In 2005, a New York Times investigation found that then-Attorney General Eliot Spitzer had a blind spot when it came to Medicaid fraud, despite his reputation as a tireless watchdog against corporate crime.
Morse said the case against him developed as Spitzer tried to overcome that image to make a strong showing in the gubernatorial race a year later.
Eyeing a high-profile prosecution, Spitzer’s prosecutors allegedly dusted off a four-year-old case file on Morse that had survived multiple audits.
Morse claims that he was a convenient target because 95 percent of his clients were Medicaid recipients, but prosecutors also tampered with the record to get their case off the ground.
In particular, Morse accused Special Assistant Attorney General John Fusto and Medicaid Fraud Control Unit investigators Jose Castillo and Robert Flynn of perjuring themselves and manufacturing evidence before a grand jury.
In 2007, Morse was acquitted of all charges, and he filed a $50 million lawsuit against Spitzer, the prosecutors, the investigators and the dental studio that handled his records.
Fusto, Flynn and Castillo subsequently claimed immunity, but Chief U.S. District Judge Carol Bagley Amon dismissed only those claims against Flynn in 2011.
Amon found that Fusto and Castillo could have violated Morse’s right to a fair trial by allegedly fabricating evidence.
She dismissed the malicious prosecution charges, however, because she found that the state could have had probable cause to indict Morse even without the allegedly forged billing documents.
A footnote of that ruling says that the charges against Spitzer remain standing.
“The defendants did not move for summary judgment on three claims asserted by Morse against defendants Spitzer and Fusto, which are based on extrajudicial statements allegedly made to the press about Morse,” the footnote states. “Accordingly, those claims still stand.”
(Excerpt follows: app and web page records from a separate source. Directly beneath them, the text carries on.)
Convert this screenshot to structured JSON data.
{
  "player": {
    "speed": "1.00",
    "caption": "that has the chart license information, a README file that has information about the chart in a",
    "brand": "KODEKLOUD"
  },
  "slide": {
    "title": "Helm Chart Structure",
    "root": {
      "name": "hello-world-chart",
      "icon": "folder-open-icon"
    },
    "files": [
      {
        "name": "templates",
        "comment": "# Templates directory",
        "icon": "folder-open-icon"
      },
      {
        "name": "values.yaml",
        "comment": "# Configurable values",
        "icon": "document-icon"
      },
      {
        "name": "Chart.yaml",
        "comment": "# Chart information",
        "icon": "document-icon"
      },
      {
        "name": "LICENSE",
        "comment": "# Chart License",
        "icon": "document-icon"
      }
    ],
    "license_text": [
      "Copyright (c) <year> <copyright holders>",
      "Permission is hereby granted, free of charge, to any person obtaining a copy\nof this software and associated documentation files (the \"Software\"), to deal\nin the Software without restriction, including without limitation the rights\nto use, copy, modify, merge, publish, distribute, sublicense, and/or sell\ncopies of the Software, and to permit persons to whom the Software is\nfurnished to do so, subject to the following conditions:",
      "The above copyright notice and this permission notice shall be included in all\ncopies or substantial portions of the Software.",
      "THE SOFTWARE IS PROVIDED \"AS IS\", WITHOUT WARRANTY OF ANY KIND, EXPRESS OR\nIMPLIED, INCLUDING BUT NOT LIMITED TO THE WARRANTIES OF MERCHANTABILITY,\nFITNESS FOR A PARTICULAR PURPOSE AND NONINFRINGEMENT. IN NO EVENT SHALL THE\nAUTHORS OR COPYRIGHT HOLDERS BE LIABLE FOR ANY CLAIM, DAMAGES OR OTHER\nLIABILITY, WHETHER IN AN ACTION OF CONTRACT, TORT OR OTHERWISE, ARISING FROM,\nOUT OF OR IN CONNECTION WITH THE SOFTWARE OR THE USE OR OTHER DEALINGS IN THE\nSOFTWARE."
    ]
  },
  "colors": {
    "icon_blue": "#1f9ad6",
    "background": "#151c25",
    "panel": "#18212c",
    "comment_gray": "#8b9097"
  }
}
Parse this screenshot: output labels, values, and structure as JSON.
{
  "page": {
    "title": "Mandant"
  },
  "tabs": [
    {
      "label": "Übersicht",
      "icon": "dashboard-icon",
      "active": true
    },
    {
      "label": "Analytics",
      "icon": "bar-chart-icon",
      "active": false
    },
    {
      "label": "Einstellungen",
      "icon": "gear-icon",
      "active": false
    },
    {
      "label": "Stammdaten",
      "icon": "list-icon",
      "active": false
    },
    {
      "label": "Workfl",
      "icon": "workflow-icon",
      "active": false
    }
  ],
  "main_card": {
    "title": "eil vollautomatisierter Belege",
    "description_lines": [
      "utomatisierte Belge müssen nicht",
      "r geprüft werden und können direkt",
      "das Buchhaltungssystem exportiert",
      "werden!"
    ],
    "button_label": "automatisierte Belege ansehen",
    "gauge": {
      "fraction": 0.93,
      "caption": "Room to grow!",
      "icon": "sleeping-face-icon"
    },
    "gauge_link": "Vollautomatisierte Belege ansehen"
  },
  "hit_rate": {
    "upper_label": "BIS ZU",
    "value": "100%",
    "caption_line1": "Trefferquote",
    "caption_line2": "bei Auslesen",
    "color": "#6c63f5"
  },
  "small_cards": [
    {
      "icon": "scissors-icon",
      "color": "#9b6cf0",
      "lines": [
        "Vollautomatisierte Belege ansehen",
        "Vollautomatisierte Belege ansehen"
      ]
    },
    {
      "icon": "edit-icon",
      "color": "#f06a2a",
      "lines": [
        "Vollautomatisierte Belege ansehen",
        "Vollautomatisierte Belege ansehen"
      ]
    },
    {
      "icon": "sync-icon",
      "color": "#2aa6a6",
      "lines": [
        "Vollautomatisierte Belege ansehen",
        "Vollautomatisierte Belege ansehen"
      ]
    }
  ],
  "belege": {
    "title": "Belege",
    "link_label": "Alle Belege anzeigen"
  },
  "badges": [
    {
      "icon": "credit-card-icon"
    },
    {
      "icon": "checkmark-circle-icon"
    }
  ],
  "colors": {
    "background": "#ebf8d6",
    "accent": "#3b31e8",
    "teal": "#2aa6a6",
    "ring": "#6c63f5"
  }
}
Both sides moved for reconsideration, but Judge Amon shot down the maneuver on Friday.
She rejected Morse’s claim that he has a case for malicious prosecution claims because prosecutors allegedly manufactured the probable cause to indict him.
“That is not the case here, where the undisputed non-fabricated evidence available to Castillo and Flynn gave rise to an objectively reasonable belief that there was probable cause to prosecute,” Amon wrote, though she acknowledged in a footnote that the matter was a “close question.”
Fusto and Castillo also failed to overturn the fair trial charges by claiming the broad immunity afforded to prosecutors as “advocates” of their case.
“A genuine issue of material fact remains as to whether the allegedly false billing documents were created during this investigatory phase or only in preparation for presentation of evidence to the grand jury after the decision to indict had already been made,” Amon wrote.
The court gave the parties two weeks to inform her how they plan to proceed with the case.